Despite the perception that they are too small to target, SMBs are increasingly vulnerable due to supply chain attacks and greater use of automation by ransomware groups. According to Acronis Cyberthreats Report Mid year 2021, SMBs are at particular risk, based on the attack trends seen during the first six months of the year.
The report revealed that during the first half of 2021, 4 out of 5 organizations experienced a cyberattack originating from a vulnerability in their third-party vendor ecosystem. That’s at a time when the average cost of a data breach rose to around $3.56 million, with the average ransomware payment jumping 33% to more than US$ 100,000.
For a large enterprise, the amount is more of a financial hit. However for SMBs, such an amount might sound the death-knell for them, which Acronis believes is a major concern for the second half of 2021. “While the increase in attacks affects organizations of all sizes, something that’s under-reported in the coverage of current cyberthreat trends is the impact on the small business community,” explained Candid Wüest, Acronis VP of Cyber Protection Research.
“Unlike larger corporations, small and medium-sized companies don’t have the money, resources, or staffing expertise needed to counter today’s threats. That’s why they turn to IT service providers – but if those service providers are compromised, those SMBs are at the mercy of the attackers.”
US SMBs targeted the most
The country with the most malware detections in the first half of 2021 was the United States with 26.1% in June, followed by Germany with 12.6%, and the United Kingdom with 5.4%. Ransomware-as-a-service continues to see new variants emerge, acting as redistributors of already established threats. This leads to an even wider distribution of pervasive ransomware threats.
Data from Statista showed that from April to May 2021, there was a global increase of 16.4% of blocked ransomware attacks, followed by a decrease of 9.6% in June. The reasons behind such fluctuations vary. On one hand, cybercriminals often operate in waves. On the other hand, some attacks are blocked earlier in the chain, so the final ransomware is never downloaded and therefore not counted in this graph.
As SMBs rely heavily on MSPs, any supply chain attack against an MSP would affect both the MSP business and all its clients. This was clearly seen during the Kaseya attack in which most of their SMB clients could not access their data and operations. A successful attack on an MSP would mean a breach that can eventually affect thousands of SMBs.
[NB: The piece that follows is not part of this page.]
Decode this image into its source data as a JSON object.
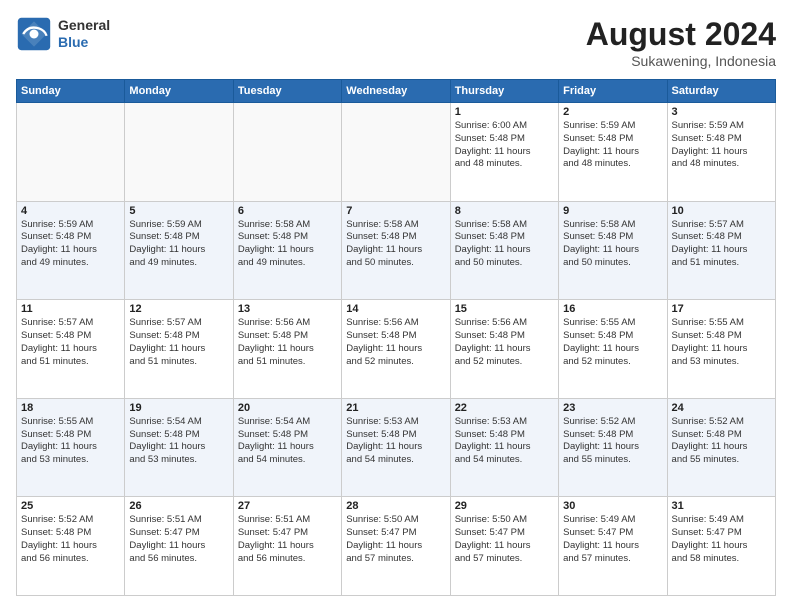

Apart from ransomware, SMBs have also had to deal with rampant phishing attacks in the first half of 2021. Using social engineering techniques to trick unwary users into clicking malicious attachments or links, phishing emails rose 62% between Q1 and Q2 2021. That spike is of particular concern since 94% of malware is delivered by email.
At the same time, two-thirds of remote workers now use work devices for personal tasks and use personal home devices for business activities. As a result, attackers have been actively probing remote workers, with a 300% increase in brute-force attacks against remote machines via remote desktop protocol reported.
While enterprises may be able to recover from cyberattacks over time, the situation may not be same for SMBs. Having adequate cybersecurity is not only key in protecting their business but also ensuring their operation is able to survive should they ever face a cyberattack. MSPs offer protection, but SMBs also need to be sure they have sufficient backup and recovery at hand.